◆ **What this task involves**:
Scan the records that follow, and whenever a line has the word "screenshot", copy it.

◆ **Exercise material**:
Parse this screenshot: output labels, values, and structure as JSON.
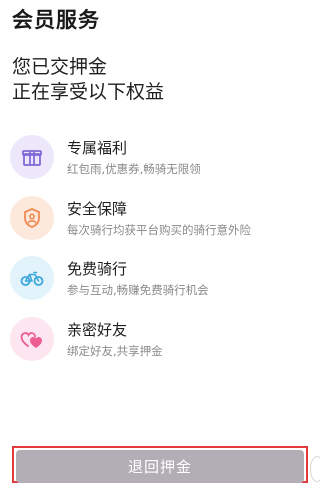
{
  "header": {
    "title": "会员服务"
  },
  "headline": {
    "line1": "您已交押金",
    "line2": "正在享受以下权益"
  },
  "benefits": [
    {
      "title": "专属福利",
      "desc": "红包雨,优惠券,畅骑无限领",
      "icon": "gift-icon",
      "icon_bg": "#ece7fb",
      "icon_color": "#7d6ad8"
    },
    {
      "title": "安全保障",
      "desc": "每次骑行均获平台购买的骑行意外险",
      "icon": "shield-user-icon",
      "icon_bg": "#fde9dc",
      "icon_color": "#ee8a55"
    },
    {
      "title": "免费骑行",
      "desc": "参与互动,畅赚免费骑行机会",
      "icon": "bicycle-icon",
      "icon_bg": "#e2f3fb",
      "icon_color": "#3ba7dd"
    },
    {
      "title": "亲密好友",
      "desc": "绑定好友,共享押金",
      "icon": "hearts-icon",
      "icon_bg": "#fde6ef",
      "icon_color": "#ee5c90"
    }
  ],
  "actions": {
    "return_deposit": "退回押金"
  }
}
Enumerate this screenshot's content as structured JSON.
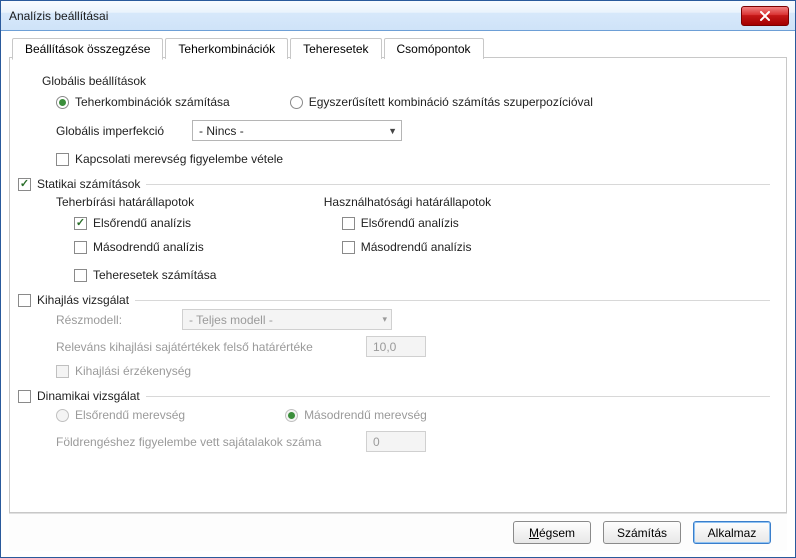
{
  "window": {
    "title": "Analízis beállításai"
  },
  "tabs": [
    {
      "label": "Beállítások összegzése",
      "active": true
    },
    {
      "label": "Teherkombinációk",
      "active": false
    },
    {
      "label": "Teheresetek",
      "active": false
    },
    {
      "label": "Csomópontok",
      "active": false
    }
  ],
  "global": {
    "title": "Globális beállítások",
    "calc_combos": "Teherkombinációk számítása",
    "simplified": "Egyszerűsített kombináció számítás szuperpozícióval",
    "imperfection_label": "Globális imperfekció",
    "imperfection_value": "- Nincs -",
    "joint_stiffness": "Kapcsolati merevség figyelembe vétele"
  },
  "static": {
    "title": "Statikai számítások",
    "uls_title": "Teherbírási határállapotok",
    "sls_title": "Használhatósági határállapotok",
    "first_order": "Elsőrendű analízis",
    "second_order": "Másodrendű analízis",
    "calc_loadcases": "Teheresetek számítása"
  },
  "buckling": {
    "title": "Kihajlás vizsgálat",
    "partmodel_label": "Részmodell:",
    "partmodel_value": "- Teljes modell -",
    "eigen_limit_label": "Releváns kihajlási sajátértékek felső határértéke",
    "eigen_limit_value": "10,0",
    "sensitivity": "Kihajlási érzékenység"
  },
  "dynamic": {
    "title": "Dinamikai vizsgálat",
    "first_stiff": "Elsőrendű merevség",
    "second_stiff": "Másodrendű merevség",
    "modes_label": "Földrengéshez figyelembe vett sajátalakok száma",
    "modes_value": "0"
  },
  "buttons": {
    "cancel": "Mégsem",
    "calc": "Számítás",
    "apply": "Alkalmaz"
  }
}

◆ **Exercise output**:
Parse this screenshot: output labels, values, and structure as JSON.
Enumerate this screenshot's content as structured JSON.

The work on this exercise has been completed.